- **TASK ITEM**
Where a line in the listing contains the string "icon", copy that line out.

- **INFORMATION**
════════════════

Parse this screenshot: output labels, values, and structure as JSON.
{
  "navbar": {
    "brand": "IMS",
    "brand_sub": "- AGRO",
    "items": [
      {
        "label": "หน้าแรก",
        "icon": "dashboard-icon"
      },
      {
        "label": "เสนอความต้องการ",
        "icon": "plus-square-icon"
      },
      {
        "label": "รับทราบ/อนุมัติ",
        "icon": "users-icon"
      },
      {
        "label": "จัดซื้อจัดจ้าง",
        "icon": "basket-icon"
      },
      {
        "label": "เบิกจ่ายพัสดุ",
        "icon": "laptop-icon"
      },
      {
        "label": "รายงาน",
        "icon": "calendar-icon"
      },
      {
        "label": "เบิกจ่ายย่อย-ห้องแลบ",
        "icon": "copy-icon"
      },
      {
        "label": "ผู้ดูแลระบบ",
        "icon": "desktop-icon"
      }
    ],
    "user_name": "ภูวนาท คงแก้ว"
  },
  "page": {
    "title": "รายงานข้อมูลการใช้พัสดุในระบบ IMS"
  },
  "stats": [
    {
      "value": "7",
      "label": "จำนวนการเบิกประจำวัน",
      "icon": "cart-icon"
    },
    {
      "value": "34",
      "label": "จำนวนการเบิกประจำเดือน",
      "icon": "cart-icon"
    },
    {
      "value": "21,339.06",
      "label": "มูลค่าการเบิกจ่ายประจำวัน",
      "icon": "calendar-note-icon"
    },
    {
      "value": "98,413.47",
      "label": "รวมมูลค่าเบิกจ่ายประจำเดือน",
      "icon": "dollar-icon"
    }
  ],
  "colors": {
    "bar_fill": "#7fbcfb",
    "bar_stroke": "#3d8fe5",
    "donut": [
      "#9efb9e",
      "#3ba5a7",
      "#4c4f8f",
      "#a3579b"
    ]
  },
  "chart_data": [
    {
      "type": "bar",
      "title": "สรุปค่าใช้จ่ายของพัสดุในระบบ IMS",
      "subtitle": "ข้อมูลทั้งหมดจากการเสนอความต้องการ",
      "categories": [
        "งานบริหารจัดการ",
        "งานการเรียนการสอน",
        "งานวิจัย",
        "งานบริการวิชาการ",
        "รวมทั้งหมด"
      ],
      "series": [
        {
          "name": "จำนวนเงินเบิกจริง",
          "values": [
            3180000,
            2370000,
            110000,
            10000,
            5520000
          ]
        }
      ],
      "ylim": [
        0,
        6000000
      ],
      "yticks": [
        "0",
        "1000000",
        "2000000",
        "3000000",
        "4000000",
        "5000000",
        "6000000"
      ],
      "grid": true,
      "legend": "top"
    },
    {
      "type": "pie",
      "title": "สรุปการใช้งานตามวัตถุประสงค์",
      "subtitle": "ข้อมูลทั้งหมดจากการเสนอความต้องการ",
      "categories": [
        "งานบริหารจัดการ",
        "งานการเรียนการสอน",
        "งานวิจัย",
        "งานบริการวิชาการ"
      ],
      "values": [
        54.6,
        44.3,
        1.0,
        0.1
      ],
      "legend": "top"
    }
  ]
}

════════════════

- **WORKED SOLUTION**
        "icon": "dashboard-icon"
        "icon": "plus-square-icon"
        "icon": "users-icon"
        "icon": "basket-icon"
        "icon": "laptop-icon"
        "icon": "calendar-icon"
        "icon": "copy-icon"
        "icon": "desktop-icon"
      "icon": "cart-icon"
      "icon": "cart-icon"
      "icon": "calendar-note-icon"
      "icon": "dollar-icon"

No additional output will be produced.